TASK ITEM: Without leaving anything out, print every line of the data.

Entries from a dataset of interfaces:
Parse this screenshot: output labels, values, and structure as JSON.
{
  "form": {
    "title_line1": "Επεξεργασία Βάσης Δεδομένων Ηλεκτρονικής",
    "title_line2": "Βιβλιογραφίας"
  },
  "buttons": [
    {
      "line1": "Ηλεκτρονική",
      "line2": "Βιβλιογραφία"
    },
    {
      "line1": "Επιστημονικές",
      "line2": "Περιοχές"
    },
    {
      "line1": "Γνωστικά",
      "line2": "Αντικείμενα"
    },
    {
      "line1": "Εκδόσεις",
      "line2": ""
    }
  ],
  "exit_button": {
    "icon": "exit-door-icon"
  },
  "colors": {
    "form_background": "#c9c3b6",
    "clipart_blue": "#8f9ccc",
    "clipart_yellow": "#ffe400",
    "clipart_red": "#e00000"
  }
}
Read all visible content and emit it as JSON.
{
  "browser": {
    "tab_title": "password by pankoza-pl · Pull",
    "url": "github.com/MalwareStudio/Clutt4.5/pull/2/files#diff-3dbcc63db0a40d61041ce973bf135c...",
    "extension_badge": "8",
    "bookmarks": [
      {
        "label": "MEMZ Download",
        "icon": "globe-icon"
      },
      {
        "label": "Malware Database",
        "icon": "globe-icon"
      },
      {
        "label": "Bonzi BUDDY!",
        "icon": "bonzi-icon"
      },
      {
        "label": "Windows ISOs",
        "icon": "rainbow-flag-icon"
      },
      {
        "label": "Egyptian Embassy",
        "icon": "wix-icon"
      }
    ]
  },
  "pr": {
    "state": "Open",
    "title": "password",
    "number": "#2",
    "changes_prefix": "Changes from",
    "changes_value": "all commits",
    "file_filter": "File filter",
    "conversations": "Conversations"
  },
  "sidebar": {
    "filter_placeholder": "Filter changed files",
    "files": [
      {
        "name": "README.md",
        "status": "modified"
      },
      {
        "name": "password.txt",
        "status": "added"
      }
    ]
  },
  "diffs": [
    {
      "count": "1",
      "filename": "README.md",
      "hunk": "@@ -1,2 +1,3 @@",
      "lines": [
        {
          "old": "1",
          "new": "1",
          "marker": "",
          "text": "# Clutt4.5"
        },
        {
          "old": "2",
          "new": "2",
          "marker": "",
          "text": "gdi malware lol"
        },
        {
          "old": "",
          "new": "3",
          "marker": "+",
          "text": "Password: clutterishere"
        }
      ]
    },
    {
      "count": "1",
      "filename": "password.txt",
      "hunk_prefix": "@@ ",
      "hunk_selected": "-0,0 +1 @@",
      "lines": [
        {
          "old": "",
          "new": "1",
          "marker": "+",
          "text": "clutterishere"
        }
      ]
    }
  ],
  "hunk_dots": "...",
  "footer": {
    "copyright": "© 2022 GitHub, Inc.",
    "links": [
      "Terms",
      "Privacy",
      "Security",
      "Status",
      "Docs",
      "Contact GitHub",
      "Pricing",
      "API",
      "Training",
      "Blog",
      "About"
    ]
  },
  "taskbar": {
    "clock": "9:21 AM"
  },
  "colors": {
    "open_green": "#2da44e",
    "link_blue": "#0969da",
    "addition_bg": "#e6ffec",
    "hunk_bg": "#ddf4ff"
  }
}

TASK OUTPUT:
Parse this screenshot: output labels, values, and structure as JSON.
{
  "form": {
    "title_line1": "Επεξεργασία Βάσης Δεδομένων Ηλεκτρονικής",
    "title_line2": "Βιβλιογραφίας"
  },
  "buttons": [
    {
      "line1": "Ηλεκτρονική",
      "line2": "Βιβλιογραφία"
    },
    {
      "line1": "Επιστημονικές",
      "line2": "Περιοχές"
    },
    {
      "line1": "Γνωστικά",
      "line2": "Αντικείμενα"
    },
    {
      "line1": "Εκδόσεις",
      "line2": ""
    }
  ],
  "exit_button": {
    "icon": "exit-door-icon"
  },
  "colors": {
    "form_background": "#c9c3b6",
    "clipart_blue": "#8f9ccc",
    "clipart_yellow": "#ffe400",
    "clipart_red": "#e00000"
  }
}
Read all visible content and emit it as JSON.
{
  "browser": {
    "tab_title": "password by pankoza-pl · Pull",
    "url": "github.com/MalwareStudio/Clutt4.5/pull/2/files#diff-3dbcc63db0a40d61041ce973bf135c...",
    "extension_badge": "8",
    "bookmarks": [
      {
        "label": "MEMZ Download",
        "icon": "globe-icon"
      },
      {
        "label": "Malware Database",
        "icon": "globe-icon"
      },
      {
        "label": "Bonzi BUDDY!",
        "icon": "bonzi-icon"
      },
      {
        "label": "Windows ISOs",
        "icon": "rainbow-flag-icon"
      },
      {
        "label": "Egyptian Embassy",
        "icon": "wix-icon"
      }
    ]
  },
  "pr": {
    "state": "Open",
    "title": "password",
    "number": "#2",
    "changes_prefix": "Changes from",
    "changes_value": "all commits",
    "file_filter": "File filter",
    "conversations": "Conversations"
  },
  "sidebar": {
    "filter_placeholder": "Filter changed files",
    "files": [
      {
        "name": "README.md",
        "status": "modified"
      },
      {
        "name": "password.txt",
        "status": "added"
      }
    ]
  },
  "diffs": [
    {
      "count": "1",
      "filename": "README.md",
      "hunk": "@@ -1,2 +1,3 @@",
      "lines": [
        {
          "old": "1",
          "new": "1",
          "marker": "",
          "text": "# Clutt4.5"
        },
        {
          "old": "2",
          "new": "2",
          "marker": "",
          "text": "gdi malware lol"
        },
        {
          "old": "",
          "new": "3",
          "marker": "+",
          "text": "Password: clutterishere"
        }
      ]
    },
    {
      "count": "1",
      "filename": "password.txt",
      "hunk_prefix": "@@ ",
      "hunk_selected": "-0,0 +1 @@",
      "lines": [
        {
          "old": "",
          "new": "1",
          "marker": "+",
          "text": "clutterishere"
        }
      ]
    }
  ],
  "hunk_dots": "...",
  "footer": {
    "copyright": "© 2022 GitHub, Inc.",
    "links": [
      "Terms",
      "Privacy",
      "Security",
      "Status",
      "Docs",
      "Contact GitHub",
      "Pricing",
      "API",
      "Training",
      "Blog",
      "About"
    ]
  },
  "taskbar": {
    "clock": "9:21 AM"
  },
  "colors": {
    "open_green": "#2da44e",
    "link_blue": "#0969da",
    "addition_bg": "#e6ffec",
    "hunk_bg": "#ddf4ff"
  }
}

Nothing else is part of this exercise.